Also, while the resin push sticks are convenient, they can catch on the blade and store energy by bending and then “explode” and can be very dangerous.

I only use consumable push sticks made from scrap. My favorite is a parallelogram shaped piece of 3/4” stock which rides atop the piece to be ripped and has a small tab at the rear end to drive the stock forward. 

For narrow pieces, these are consumable as the blade will cut lengthwise slots in the push block.  But it does not store energy from the blade and it does not explode into small pieces. No drama at all.

Online ChuckS

  • Posts: 3693
Re: Woodpecker Thin Rip Guide
« Reply #15 on: July 23, 2022, 10:43 AM »
Also, short pieces are especially prone to a variation on kick-backs where the stock kicks up. 

I ended up in the emergency room after a “kick up” tore off my fingernail. Snip.
Ouch!

This YouTuber learned his lesson about the non ZCI after suffering from a kickback hurting his arm:






By the way, I have a countless supply of ZCIs for my SawStop...by "bondoing" the throat plate periodically:





« Last Edit: July 23, 2022, 10:52 AM by ChuckS »

Offline 4nthony

  • Posts: 334
    • Slack for Recon Tools
Re: Woodpecker Thin Rip Guide
« Reply #16 on: July 23, 2022, 12:43 PM »

By the way, I have a countless supply of ZCIs for my SawStop...by "bondoing" the throat plate periodically:


That sounds like a great tip.
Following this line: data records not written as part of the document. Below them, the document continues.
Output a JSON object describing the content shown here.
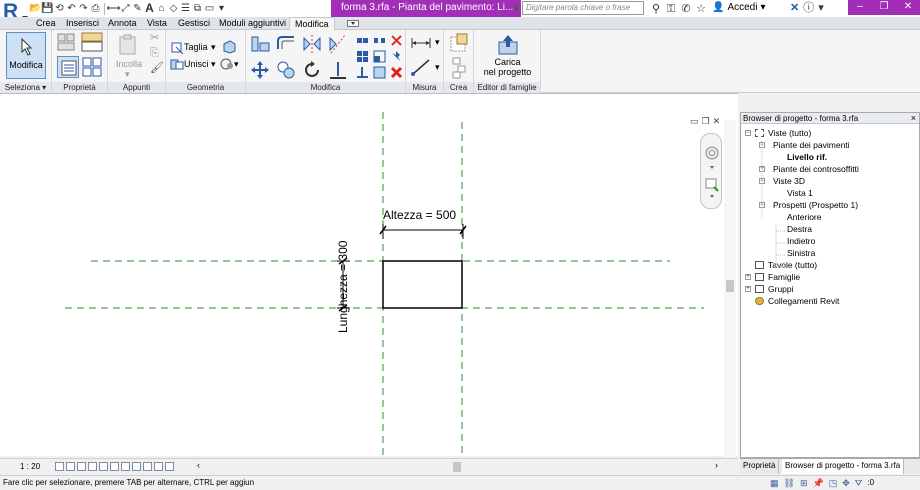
{
  "app": {
    "logo_letter": "R",
    "title": "forma 3.rfa - Pianta del pavimento: Li...",
    "search_placeholder": "Digitare parola chiave o frase",
    "user_label": "Accedi"
  },
  "tabs": [
    {
      "label": "Crea"
    },
    {
      "label": "Inserisci"
    },
    {
      "label": "Annota"
    },
    {
      "label": "Vista"
    },
    {
      "label": "Gestisci"
    },
    {
      "label": "Moduli aggiuntivi"
    },
    {
      "label": "Modifica"
    }
  ],
  "ribbon": {
    "panels": [
      {
        "label": "Seleziona",
        "has_dropdown": true
      },
      {
        "label": "Proprietà"
      },
      {
        "label": "Appunti"
      },
      {
        "label": "Geometria"
      },
      {
        "label": "Modifica"
      },
      {
        "label": "Misura"
      },
      {
        "label": "Crea"
      },
      {
        "label": "Editor di famiglie"
      }
    ],
    "modify_button": "Modifica",
    "paste_label": "Incolla",
    "cut_label": "Taglia",
    "join_label": "Unisci",
    "load_label_line1": "Carica",
    "load_label_line2": "nel progetto",
    "dropdown_glyph": "▾"
  },
  "canvas": {
    "dim_horizontal": "Altezza = 500",
    "dim_vertical": "Lunghezza = 300"
  },
  "viewbar": {
    "scale": "1 : 20"
  },
  "browser": {
    "title": "Browser di progetto - forma 3.rfa",
    "close_glyph": "×",
    "tree": [
      {
        "label": "Viste (tutto)",
        "expander": "−",
        "bold": false
      },
      {
        "label": "Piante dei pavimenti",
        "expander": "−",
        "bold": false
      },
      {
        "label": "Livello rif.",
        "expander": "",
        "bold": true
      },
      {
        "label": "Piante dei controsoffitti",
        "expander": "+",
        "bold": false
      },
      {
        "label": "Viste 3D",
        "expander": "−",
        "bold": false
      },
      {
        "label": "Vista 1",
        "expander": "",
        "bold": false
      },
      {
        "label": "Prospetti (Prospetto 1)",
        "expander": "−",
        "bold": false
      },
      {
        "label": "Anteriore",
        "expander": "",
        "bold": false
      },
      {
        "label": "Destra",
        "expander": "",
        "bold": false
      },
      {
        "label": "Indietro",
        "expander": "",
        "bold": false
      },
      {
        "label": "Sinistra",
        "expander": "",
        "bold": false
      },
      {
        "label": "Tavole (tutto)",
        "expander": "",
        "bold": false
      },
      {
        "label": "Famiglie",
        "expander": "+",
        "bold": false
      },
      {
        "label": "Gruppi",
        "expander": "+",
        "bold": false
      },
      {
        "label": "Collegamenti Revit",
        "expander": "",
        "bold": false
      }
    ],
    "tabs": [
      {
        "label": "Proprietà"
      },
      {
        "label": "Browser di progetto - forma 3.rfa"
      }
    ]
  },
  "status": {
    "text": "Fare clic per selezionare, premere TAB per alternare, CTRL per aggiun",
    "filter_count": ":0"
  },
  "colors": {
    "title_accent": "#a22eb8",
    "reference_plane": "#2e8b2e",
    "logo": "#2b5ba6"
  }
}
How well does it hold up?
Recon Tool Notifications

Anthony

"The best way to get a correct answer on the internet is to post an obviously wrong answer and wait for someone to correct you." - Kevin Kelly

Online ChuckS

  • Posts: 3693
Re: Woodpecker Thin Rip Guide
« Reply #17 on: July 23, 2022, 12:57 PM »
Anthony,

I recharge the ZCI about twice a year, depending on the condition, but never more than 3 times according to my memory.

This one was refreshed about 4 months ago (Edit: March 2 to be exact; the SS is my most used machine in the shop, followed by the DF500, the drill press, and then the Kapex):



I also have a spare ZCI which is used once in a blue moon if the regular one is waiting for the Bondo to cure (I allow 24 hours). The spare has never been "Bondoed":




I haven't tried this on the dado ZCI, which is now hardly used as the DF500 has almost eliminated the need for dadoes.
« Last Edit: July 23, 2022, 01:17 PM by ChuckS »